» **DESCRIPTION OF THE TASK**
Using the entries that follow, state how many lines contain "Izberite", with no other words.

[Stored data]
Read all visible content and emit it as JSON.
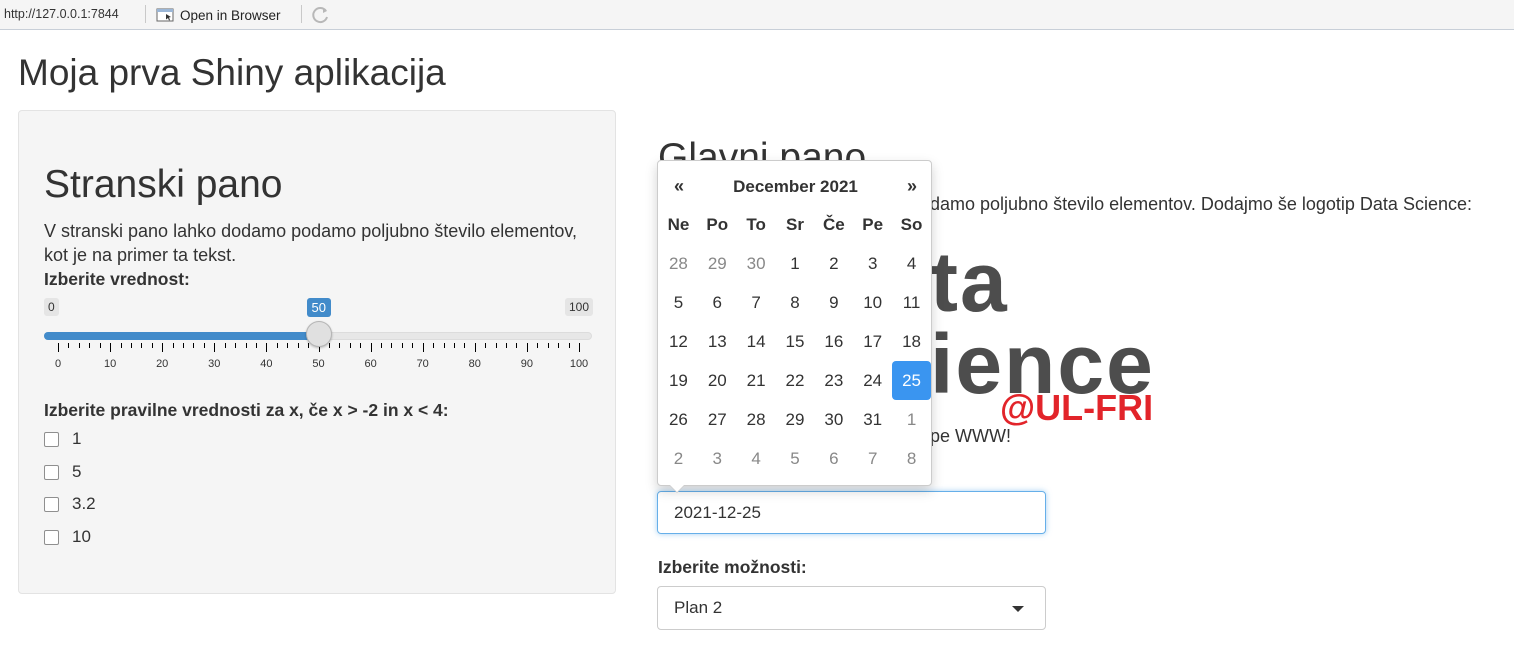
{
  "browser": {
    "url": "http://127.0.0.1:7844",
    "open_label": "Open in Browser"
  },
  "app_title": "Moja prva Shiny aplikacija",
  "sidebar": {
    "title": "Stranski pano",
    "description": "V stranski pano lahko dodamo podamo poljubno število elementov, kot je na primer ta tekst.",
    "slider": {
      "label": "Izberite vrednost:",
      "min": 0,
      "max": 100,
      "value": 50,
      "min_label": "0",
      "max_label": "100",
      "value_label": "50",
      "tick_labels": [
        "0",
        "10",
        "20",
        "30",
        "40",
        "50",
        "60",
        "70",
        "80",
        "90",
        "100"
      ]
    },
    "checkbox_group": {
      "label": "Izberite pravilne vrednosti za x, če x > -2 in x < 4:",
      "options": [
        "1",
        "5",
        "3.2",
        "10"
      ]
    }
  },
  "main": {
    "title": "Glavni pano",
    "text_visible": "damo poljubno število elementov. Dodajmo še logotip Data Science:",
    "logo_line1": "ta",
    "logo_line2": "ience",
    "logo_line3": "@UL-FRI",
    "www_text": "pe WWW!",
    "date_input_value": "2021-12-25",
    "select": {
      "label": "Izberite možnosti:",
      "value": "Plan 2"
    }
  },
  "datepicker": {
    "prev": "«",
    "next": "»",
    "month": "December 2021",
    "weekdays": [
      "Ne",
      "Po",
      "To",
      "Sr",
      "Če",
      "Pe",
      "So"
    ],
    "weeks": [
      [
        "28",
        "29",
        "30",
        "1",
        "2",
        "3",
        "4"
      ],
      [
        "5",
        "6",
        "7",
        "8",
        "9",
        "10",
        "11"
      ],
      [
        "12",
        "13",
        "14",
        "15",
        "16",
        "17",
        "18"
      ],
      [
        "19",
        "20",
        "21",
        "22",
        "23",
        "24",
        "25"
      ],
      [
        "26",
        "27",
        "28",
        "29",
        "30",
        "31",
        "1"
      ],
      [
        "2",
        "3",
        "4",
        "5",
        "6",
        "7",
        "8"
      ]
    ],
    "selected_day": "25"
  },
  "colors": {
    "accent": "#428bca",
    "datepicker_active": "#3a95f0",
    "logo_red": "#e2242a",
    "logo_gray": "#4d4d4d"
  }
}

» **WRITTEN SOLUTION**
3